And it is these curious temporal knots that make videogames unique. They function in ways that a novel or a film struggle to achieve, allowing a player to construct their own Groundhog Day (1993) style scenarios. They are in control of the iterative looping, finding their own points of interest and potential to alter time. This year’s Oxenfree comments lightly on this, by alluding to branching narratives and multiple end states. To achieve this, the ending is structured in such a way that it invites the player to play the game again and again to try and fix what looks like a less than optimal outcome—one that is linked to the time loops that beset the characters as they attempt to progress. Adding to the encouragement, the game even goes so far as to allow players to record choices that will appear in another player’s game, and it also breakdowns of all a player’s outcomes (as Telltale does in its adventure games), as if suggesting there were some hidden combination that might finally allow the narrative to change. In the end, the narrative cannot be corrected, the denouement and its results are always fixed from the beginning. The hint of some ultimate ‘correct’ solution instead speaks of the strange conceit of playing a game with branching narratives again to try and alter the outcome. When all’s said and done, Oxenfree is less concerned with the destination, but the experience of travelling, with its nested time loops echoing the player’s limited agency. It’s an idea that finds strange kinship in the futility of Dark Souls (2011) narrative; a game that throws notions of temporal structure to the wind with its half-forgotten legends and shifting, phasing timelines that allow its cyclical plot to continue without end.

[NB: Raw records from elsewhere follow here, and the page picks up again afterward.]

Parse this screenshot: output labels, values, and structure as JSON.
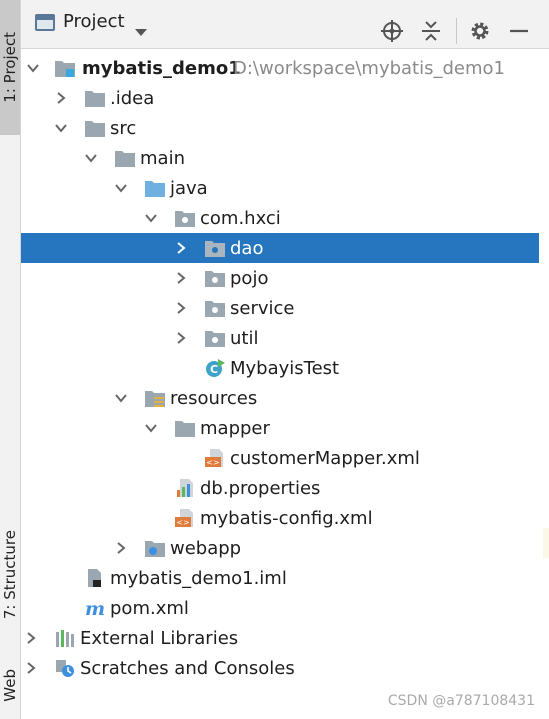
{
  "side_tabs": {
    "project": "1: Project",
    "structure": "7: Structure",
    "web": "Web"
  },
  "header": {
    "title": "Project",
    "icons": [
      "window-icon",
      "caret-down-icon",
      "locate-icon",
      "collapse-icon",
      "gear-icon",
      "minimize-icon"
    ]
  },
  "tree": {
    "root": {
      "name": "mybatis_demo1",
      "path": "D:\\workspace\\mybatis_demo1"
    },
    "idea": ".idea",
    "src": "src",
    "main": "main",
    "java": "java",
    "package": "com.hxci",
    "dao": "dao",
    "pojo": "pojo",
    "service": "service",
    "util": "util",
    "test_class": "MybayisTest",
    "resources": "resources",
    "mapper": "mapper",
    "mapper_xml": "customerMapper.xml",
    "db_properties": "db.properties",
    "config_xml": "mybatis-config.xml",
    "webapp": "webapp",
    "iml": "mybatis_demo1.iml",
    "pom": "pom.xml",
    "external_libraries": "External Libraries",
    "scratches": "Scratches and Consoles"
  },
  "selected_item": "dao",
  "colors": {
    "selection": "#2675bf",
    "folder": "#9aa7b0",
    "source_folder": "#6fb0e0",
    "xml_icon": "#e07b39",
    "maven": "#3d8fe0"
  },
  "watermark": "CSDN @a787108431"
}
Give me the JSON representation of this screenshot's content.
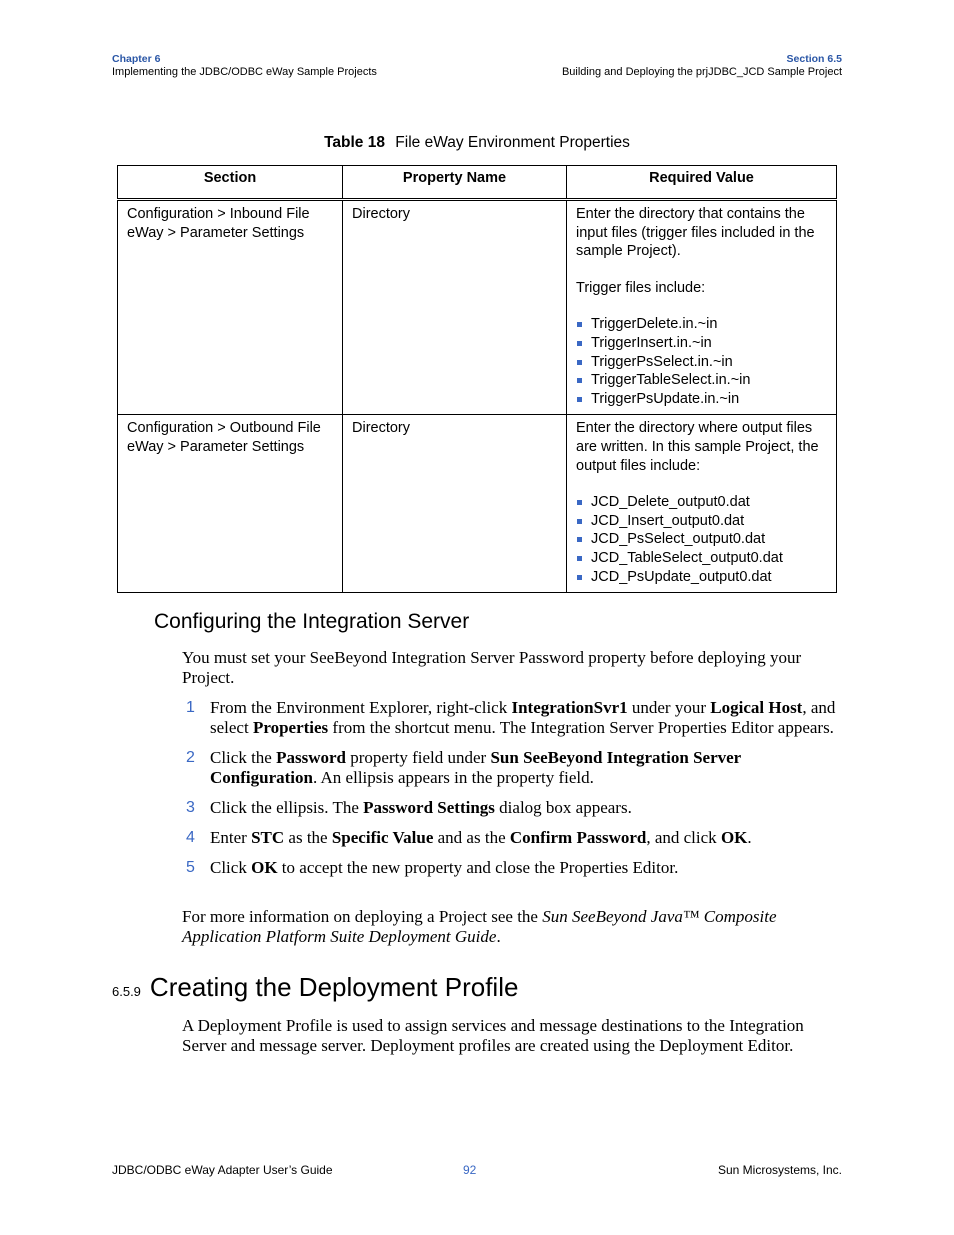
{
  "header": {
    "chapter_label": "Chapter 6",
    "chapter_title": "Implementing the JDBC/ODBC eWay Sample Projects",
    "section_label": "Section 6.5",
    "section_title": "Building and Deploying the prjJDBC_JCD Sample Project"
  },
  "table": {
    "caption_number": "Table 18",
    "caption_title": "File eWay Environment Properties",
    "columns": [
      "Section",
      "Property Name",
      "Required Value"
    ],
    "rows": [
      {
        "section": "Configuration > Inbound File eWay > Parameter Settings",
        "property": "Directory",
        "value_intro": "Enter the directory that contains the input files (trigger files included in the sample Project).",
        "value_sub": "Trigger files include:",
        "items": [
          "TriggerDelete.in.~in",
          "TriggerInsert.in.~in",
          "TriggerPsSelect.in.~in",
          "TriggerTableSelect.in.~in",
          "TriggerPsUpdate.in.~in"
        ]
      },
      {
        "section": "Configuration > Outbound File eWay > Parameter Settings",
        "property": "Directory",
        "value_intro": "Enter the directory where output files are written. In this sample Project, the output files include:",
        "value_sub": "",
        "items": [
          "JCD_Delete_output0.dat",
          "JCD_Insert_output0.dat",
          "JCD_PsSelect_output0.dat",
          "JCD_TableSelect_output0.dat",
          "JCD_PsUpdate_output0.dat"
        ]
      }
    ]
  },
  "integration_server": {
    "heading": "Configuring the Integration Server",
    "intro": "You must set your SeeBeyond Integration Server Password property before deploying your Project.",
    "steps": [
      {
        "num": "1",
        "parts": [
          "From the Environment Explorer, right-click ",
          "IntegrationSvr1",
          " under your ",
          "Logical Host",
          ", and select ",
          "Properties",
          " from the shortcut menu. The Integration Server Properties Editor appears."
        ]
      },
      {
        "num": "2",
        "parts": [
          "Click the ",
          "Password",
          " property field under ",
          "Sun SeeBeyond Integration Server Configuration",
          ". An ellipsis appears in the property field."
        ]
      },
      {
        "num": "3",
        "parts": [
          "Click the ellipsis. The ",
          "Password Settings",
          " dialog box appears."
        ]
      },
      {
        "num": "4",
        "parts": [
          "Enter ",
          "STC",
          " as the ",
          "Specific Value",
          " and as the ",
          "Confirm Password",
          ", and click ",
          "OK",
          "."
        ]
      },
      {
        "num": "5",
        "parts": [
          "Click ",
          "OK",
          " to accept the new property and close the Properties Editor."
        ]
      }
    ],
    "more_info_prefix": "For more information on deploying a Project see the ",
    "more_info_title": "Sun SeeBeyond Java™ Composite Application Platform Suite Deployment Guide",
    "more_info_suffix": "."
  },
  "deployment_profile": {
    "section_number": "6.5.9",
    "heading": "Creating the Deployment Profile",
    "body": "A Deployment Profile is used to assign services and message destinations to the Integration Server and message server. Deployment profiles are created using the Deployment Editor."
  },
  "footer": {
    "guide": "JDBC/ODBC eWay Adapter User’s Guide",
    "page": "92",
    "company": "Sun Microsystems, Inc."
  }
}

With these time-altering tricks, games place themselves within a canon of art that is dedicated to exploring a concept that at once defines and defies human existence. Perhaps stereotypically they are often overly concerned with packaging these explorations into mechanical devices, focusing on how time manipulation can alter play, as opposed to toying with time for reasons beyond the participatory—John Cage’s 639-year-long musical piece As SLow aS Possible is a prime example of something that exists on the very limits of participation.
Nevertheless, these temporal conceits in games speak to something atavistic. The ability to have a conversation with the fabric of existence is something that videogames can provide, and it is an experience that the agency of gaming makes possible in a way that other mediums cannot. Games do not simply comment on the construction of time, they allow people to twist, stretch, compress, replay and manipulate time in a way that allows a glance at the abstracted concepts that lie behind the ineffable machinations of existence.